Refinancing continues to be a hot topic. Many homeowners who are planning to stay in their homes for the long term are trying to find ways to lock in record low interest rates.
Some borrowers are running into qualification issues for the first times in their lives. They are discovering they do not have enough income to refinance the home they have occupied the past several years, even though the new loan comes with a lower interest rate. Loan representatives are reporting that their biggest challenge in the past 15 months has been explaining to existing customers that they “can’t even qualify for a mortgage under 5 percent.”
Others are upset because they are facing prepayment penalties on existing mortgages even though they have a flawless payment history and a terrific credit score.
A different wrinkle surfaced recently when a reader brought up an issue that we have not explored for years. She had purchased a home with the proceeds from her previous home plus a small balance that was financed by the owner. She had planned to pay the small balance off within three years and save some interest money but was shocked to discover the loan structure – “the rule of 78s” – did not allow any savings.
Lenders frequently used the rule of 78s for personal loans and auto loans because it’s quick and simple to apply to a prepaid loan. The rule of 78s is only a problem for someone who decides to pay off a loan before the agreed upon term of the loan. In this case, the owner of the home was a retired car dealer and opted to employ the loan method on the woman’s loan.
When lenders use the rule of 78s, they distribute the total finance charge over all payments but charge more interest early in the loan term and less later, compared with other methods such as simple interest. Mortgage interest is also front-loaded, but a prepayment penalty is not automatically built into the payment system like it is with the rule of 78s.
The rule of 78s, also called the sum of digits method, gets its name because the sum of digits 1 through 12, the months in a one-year loan, is 78.
Here’s how the rule of 78s works for a 12-month loan: You pay 12/78 of the total finance charge the first month, 11/78 the second month, 10/78 the third month, and so on. The rule of 78s applies the same way for long-term loans. For example, a 24-month loan – where the sum of the digits for months one through 24 is 300 – would have a first month’s interest of 24/300, second month’s interest of 23/300, and 22/300 for the third month. Interest on a 36-month loan would be broken into 666 parts. In contrast, credit unions traditionally charge simple interest on a declining balance. This method assesses interest only for the period that you use the money. With both loan calculation methods, each monthly payment is part principal and part interest.

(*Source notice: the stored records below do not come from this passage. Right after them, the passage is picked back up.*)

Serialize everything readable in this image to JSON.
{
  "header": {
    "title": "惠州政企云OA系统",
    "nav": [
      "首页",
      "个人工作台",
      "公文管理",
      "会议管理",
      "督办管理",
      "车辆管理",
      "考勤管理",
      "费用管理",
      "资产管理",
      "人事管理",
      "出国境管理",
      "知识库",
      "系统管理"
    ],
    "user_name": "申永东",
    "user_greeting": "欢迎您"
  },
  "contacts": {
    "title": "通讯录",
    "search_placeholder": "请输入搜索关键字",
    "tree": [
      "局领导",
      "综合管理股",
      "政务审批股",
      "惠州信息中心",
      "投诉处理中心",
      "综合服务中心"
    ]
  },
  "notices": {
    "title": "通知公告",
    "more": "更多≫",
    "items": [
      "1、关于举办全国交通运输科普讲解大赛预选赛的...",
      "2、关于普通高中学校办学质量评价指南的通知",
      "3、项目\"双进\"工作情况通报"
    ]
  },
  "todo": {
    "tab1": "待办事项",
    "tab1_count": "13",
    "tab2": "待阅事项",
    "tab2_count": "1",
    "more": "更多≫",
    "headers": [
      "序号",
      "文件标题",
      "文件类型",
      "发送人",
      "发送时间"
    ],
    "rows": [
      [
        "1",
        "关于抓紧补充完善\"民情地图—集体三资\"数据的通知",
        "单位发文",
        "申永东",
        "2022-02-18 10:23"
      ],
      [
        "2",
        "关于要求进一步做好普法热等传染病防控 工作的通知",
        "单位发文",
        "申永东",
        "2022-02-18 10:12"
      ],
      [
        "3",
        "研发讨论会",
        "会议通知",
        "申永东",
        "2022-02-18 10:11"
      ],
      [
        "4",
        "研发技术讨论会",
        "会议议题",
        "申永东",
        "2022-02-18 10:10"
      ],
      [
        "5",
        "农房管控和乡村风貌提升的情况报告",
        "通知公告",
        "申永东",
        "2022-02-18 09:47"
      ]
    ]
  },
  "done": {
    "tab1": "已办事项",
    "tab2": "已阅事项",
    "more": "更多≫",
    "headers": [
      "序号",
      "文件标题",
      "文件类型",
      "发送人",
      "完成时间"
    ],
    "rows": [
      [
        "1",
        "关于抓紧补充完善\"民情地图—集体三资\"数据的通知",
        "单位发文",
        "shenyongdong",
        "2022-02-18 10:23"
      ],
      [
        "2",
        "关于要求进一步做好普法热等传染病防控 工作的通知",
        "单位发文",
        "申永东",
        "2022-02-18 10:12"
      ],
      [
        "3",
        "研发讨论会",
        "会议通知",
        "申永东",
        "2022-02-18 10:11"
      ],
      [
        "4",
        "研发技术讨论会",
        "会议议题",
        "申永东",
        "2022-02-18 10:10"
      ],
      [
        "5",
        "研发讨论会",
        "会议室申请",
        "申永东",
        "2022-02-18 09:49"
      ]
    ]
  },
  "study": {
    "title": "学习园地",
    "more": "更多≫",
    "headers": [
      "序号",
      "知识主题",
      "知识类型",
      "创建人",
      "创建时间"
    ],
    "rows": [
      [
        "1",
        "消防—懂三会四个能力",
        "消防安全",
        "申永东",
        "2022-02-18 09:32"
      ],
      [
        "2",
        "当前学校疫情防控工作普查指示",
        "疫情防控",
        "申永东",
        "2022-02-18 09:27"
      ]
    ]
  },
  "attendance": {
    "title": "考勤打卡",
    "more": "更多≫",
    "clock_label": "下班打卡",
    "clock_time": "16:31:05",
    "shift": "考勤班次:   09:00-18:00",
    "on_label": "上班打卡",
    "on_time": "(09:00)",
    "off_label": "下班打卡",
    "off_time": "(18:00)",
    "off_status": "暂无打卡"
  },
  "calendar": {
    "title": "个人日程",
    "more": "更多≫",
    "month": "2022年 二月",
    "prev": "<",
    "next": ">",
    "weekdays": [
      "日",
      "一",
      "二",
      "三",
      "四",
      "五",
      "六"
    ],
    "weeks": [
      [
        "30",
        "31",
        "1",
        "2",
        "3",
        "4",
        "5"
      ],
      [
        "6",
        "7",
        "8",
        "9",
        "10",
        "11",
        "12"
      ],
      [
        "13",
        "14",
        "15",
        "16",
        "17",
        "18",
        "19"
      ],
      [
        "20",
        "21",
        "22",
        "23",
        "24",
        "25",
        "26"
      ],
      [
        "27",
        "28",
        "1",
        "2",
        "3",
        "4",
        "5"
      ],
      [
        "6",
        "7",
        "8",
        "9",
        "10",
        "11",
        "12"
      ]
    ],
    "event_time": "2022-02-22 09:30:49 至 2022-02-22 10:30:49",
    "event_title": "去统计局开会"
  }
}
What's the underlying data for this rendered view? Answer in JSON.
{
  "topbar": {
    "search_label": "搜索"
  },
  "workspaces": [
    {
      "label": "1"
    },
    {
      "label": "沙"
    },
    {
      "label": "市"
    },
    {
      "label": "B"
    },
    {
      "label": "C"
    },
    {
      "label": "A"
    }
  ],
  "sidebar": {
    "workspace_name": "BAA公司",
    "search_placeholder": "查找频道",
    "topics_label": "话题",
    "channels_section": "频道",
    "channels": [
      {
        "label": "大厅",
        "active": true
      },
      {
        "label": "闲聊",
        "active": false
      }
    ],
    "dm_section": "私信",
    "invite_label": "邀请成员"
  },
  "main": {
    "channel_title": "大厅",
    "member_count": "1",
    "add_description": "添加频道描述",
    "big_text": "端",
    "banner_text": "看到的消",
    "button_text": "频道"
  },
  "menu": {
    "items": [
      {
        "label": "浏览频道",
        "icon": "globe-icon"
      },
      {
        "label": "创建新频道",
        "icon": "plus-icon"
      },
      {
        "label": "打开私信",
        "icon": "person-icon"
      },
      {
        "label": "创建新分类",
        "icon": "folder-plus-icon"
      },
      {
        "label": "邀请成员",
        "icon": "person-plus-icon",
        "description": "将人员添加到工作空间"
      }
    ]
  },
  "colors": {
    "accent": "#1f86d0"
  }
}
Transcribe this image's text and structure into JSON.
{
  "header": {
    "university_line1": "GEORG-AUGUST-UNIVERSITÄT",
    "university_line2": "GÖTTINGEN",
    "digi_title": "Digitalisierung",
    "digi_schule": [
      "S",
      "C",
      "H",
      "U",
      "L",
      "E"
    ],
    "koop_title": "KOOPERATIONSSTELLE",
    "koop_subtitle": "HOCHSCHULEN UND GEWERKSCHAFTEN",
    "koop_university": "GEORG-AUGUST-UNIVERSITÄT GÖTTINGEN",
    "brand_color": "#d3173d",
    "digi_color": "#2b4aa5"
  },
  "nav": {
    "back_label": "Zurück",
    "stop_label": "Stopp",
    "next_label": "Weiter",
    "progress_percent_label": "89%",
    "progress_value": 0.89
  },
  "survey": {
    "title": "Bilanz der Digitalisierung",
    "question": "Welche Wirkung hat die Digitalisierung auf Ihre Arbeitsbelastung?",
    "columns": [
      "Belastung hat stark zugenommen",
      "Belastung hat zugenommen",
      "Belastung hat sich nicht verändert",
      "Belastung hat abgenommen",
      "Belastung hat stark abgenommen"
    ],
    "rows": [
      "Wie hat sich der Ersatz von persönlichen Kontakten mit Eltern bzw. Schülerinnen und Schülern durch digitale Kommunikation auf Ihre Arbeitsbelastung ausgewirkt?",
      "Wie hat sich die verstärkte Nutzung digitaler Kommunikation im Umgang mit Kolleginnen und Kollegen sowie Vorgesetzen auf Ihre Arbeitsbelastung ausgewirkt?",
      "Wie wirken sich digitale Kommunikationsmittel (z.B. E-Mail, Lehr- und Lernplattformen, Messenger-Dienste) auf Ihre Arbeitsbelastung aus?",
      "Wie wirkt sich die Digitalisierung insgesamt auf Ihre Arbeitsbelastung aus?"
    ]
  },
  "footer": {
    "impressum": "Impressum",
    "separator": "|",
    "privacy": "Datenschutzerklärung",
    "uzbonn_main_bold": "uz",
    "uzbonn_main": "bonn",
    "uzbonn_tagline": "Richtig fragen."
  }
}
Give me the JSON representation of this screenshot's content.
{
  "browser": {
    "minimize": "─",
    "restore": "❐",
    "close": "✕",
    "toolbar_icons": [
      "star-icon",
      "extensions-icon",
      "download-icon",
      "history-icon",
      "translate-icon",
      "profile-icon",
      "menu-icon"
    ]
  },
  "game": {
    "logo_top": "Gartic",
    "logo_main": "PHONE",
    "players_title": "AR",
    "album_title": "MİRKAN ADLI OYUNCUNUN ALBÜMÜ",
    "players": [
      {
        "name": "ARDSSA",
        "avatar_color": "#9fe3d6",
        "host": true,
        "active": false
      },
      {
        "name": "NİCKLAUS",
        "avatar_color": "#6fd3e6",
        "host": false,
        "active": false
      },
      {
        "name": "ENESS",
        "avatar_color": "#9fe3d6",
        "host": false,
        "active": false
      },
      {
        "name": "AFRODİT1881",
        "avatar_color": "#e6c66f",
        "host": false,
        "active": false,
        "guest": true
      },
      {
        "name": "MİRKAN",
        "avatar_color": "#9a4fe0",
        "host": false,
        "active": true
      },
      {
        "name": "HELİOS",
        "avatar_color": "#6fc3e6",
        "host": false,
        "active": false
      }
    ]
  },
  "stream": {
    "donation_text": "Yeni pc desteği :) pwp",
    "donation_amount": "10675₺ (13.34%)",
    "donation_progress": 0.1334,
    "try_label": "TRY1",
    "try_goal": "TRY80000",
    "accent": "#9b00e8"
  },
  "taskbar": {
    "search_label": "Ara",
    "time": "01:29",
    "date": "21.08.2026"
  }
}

The rule of 78s assigns more interest to early payments than does the simple interest approach.
Why should you care? It can cost you if you’re thinking about paying off – or refinancing – a rule of 78s loan before it matures. The rule of 78s is a method for refunding unearned interest when an installment loan is paid off before maturity.
In the end, if the loan is not prepaid and held for the full term, there is no loss to the borrower whether the loan is set up for the rule of 78s or simple interest. The borrower gets snagged with the rule of 78s because it accelerates the interest recognition by assuming you will pay the total contracted interest, which favors the lender if you prepay. Therefore, it’s a hidden prepayment penalty.
Not sure if your loan uses the rule of 78s? Look at your Truth in Lending disclosure. If you see a phrase like “you will not be entitled to any rebate of part of the finance charge if you prepay,” ask the lender if it computes interest using the rule of 78s.
A private party probably will not supply you with a Truth in Lending sheet. While there’s only a remote chance you cannot prepay the balance without a penalty, always ask and require the party to discuss the prepayment possibilities.